Topaz Ranch Estates residents have had a rough couple of months this year.
In May a controlled burn reignited and set the community on fire taking two homes, a dozen other structures and scores of vehicles with it.
On Sunday a roughly 50-year-old section of 8-inch water main gave out, which prompted a cascade of issues leading to the state warning residents not to drink their water for two days.
Unfortunately that warning was late in coming, since about half the residents didn't get the message for several hours thanks to a glitch in the Reverse 911 system that listed their addresses as somewhere other than TRE.
The state lifted all orders for the community on Wednesday, but the repercussions will be felt for months.
Of Douglas County's more remote communities, Topaz Ranch Estates is the largest.
Back in 1971, Douglas County formed the general improvement district as a means to allow residents some measure of self-government. At the time, they received their water from a private company about which residents complained regularly.
In 1997, the district took over operation of the water company and has been running it for the past 15 years.
The good news, and there is a little here, is that the water in the system was never actually contaminated. Both bacteriological tests came back negative. The well that wasn't certified to operate yet, will be in a few weeks. The line is fixed.
Sometimes you have to put a boat in the water to find out if there are any leaks. There were quite a few in the boat that was the Topaz Ranch Estates water emergency, but they're being plugged.

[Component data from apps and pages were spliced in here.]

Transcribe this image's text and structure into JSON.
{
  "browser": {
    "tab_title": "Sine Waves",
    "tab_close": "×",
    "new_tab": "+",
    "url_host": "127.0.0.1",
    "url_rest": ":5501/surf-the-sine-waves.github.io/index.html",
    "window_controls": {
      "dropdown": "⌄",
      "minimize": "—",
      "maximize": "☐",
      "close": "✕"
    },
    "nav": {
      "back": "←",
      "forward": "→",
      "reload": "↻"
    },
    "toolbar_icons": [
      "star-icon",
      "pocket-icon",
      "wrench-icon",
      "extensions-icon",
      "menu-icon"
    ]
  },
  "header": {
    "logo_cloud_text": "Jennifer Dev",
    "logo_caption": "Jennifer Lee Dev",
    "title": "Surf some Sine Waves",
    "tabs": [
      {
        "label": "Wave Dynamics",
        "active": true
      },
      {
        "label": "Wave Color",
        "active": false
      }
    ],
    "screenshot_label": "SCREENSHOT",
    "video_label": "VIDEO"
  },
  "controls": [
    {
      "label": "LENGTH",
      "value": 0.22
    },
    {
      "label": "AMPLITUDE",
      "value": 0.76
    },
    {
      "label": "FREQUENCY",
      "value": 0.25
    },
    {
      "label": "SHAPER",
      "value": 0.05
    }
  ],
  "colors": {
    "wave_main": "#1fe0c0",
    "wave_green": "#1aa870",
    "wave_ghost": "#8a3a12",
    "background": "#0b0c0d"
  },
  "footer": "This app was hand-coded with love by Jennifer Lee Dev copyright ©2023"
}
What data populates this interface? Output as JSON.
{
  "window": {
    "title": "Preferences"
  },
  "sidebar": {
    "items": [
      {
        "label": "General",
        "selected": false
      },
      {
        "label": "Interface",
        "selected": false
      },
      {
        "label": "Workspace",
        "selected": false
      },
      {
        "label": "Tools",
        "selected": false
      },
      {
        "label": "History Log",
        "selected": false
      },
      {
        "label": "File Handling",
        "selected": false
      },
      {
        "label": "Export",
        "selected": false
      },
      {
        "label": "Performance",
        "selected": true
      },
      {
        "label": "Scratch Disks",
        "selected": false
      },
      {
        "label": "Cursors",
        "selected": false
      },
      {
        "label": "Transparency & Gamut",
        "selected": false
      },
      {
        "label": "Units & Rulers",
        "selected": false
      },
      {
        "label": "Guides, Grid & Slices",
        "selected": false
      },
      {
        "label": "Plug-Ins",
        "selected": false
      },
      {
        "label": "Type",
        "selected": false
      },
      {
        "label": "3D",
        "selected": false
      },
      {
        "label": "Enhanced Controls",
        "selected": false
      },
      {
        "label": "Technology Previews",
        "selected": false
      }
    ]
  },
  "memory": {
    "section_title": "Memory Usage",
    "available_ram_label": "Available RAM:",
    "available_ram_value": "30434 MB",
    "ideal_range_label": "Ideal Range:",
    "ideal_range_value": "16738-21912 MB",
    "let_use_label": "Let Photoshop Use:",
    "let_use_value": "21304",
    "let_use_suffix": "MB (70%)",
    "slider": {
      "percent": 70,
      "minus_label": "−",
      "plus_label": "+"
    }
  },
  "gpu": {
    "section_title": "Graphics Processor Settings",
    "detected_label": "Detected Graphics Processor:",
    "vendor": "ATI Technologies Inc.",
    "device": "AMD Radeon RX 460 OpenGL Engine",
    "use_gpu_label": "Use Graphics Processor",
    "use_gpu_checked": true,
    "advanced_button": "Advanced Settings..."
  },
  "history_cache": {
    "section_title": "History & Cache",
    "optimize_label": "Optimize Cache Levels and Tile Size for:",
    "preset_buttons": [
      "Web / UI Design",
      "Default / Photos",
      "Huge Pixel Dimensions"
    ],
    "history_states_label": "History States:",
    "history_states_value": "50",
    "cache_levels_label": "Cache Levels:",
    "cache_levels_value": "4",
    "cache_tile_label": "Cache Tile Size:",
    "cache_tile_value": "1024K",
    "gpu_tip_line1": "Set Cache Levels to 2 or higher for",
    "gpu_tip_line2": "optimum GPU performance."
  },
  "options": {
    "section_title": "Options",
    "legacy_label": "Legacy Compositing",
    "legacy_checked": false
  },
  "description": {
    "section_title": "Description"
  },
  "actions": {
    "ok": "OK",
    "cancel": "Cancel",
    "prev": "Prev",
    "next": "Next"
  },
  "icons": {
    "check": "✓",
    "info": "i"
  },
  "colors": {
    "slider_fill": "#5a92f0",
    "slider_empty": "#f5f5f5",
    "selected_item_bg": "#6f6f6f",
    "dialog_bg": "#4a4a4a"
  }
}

And that means if there's a next time, all this won't have been for nothing.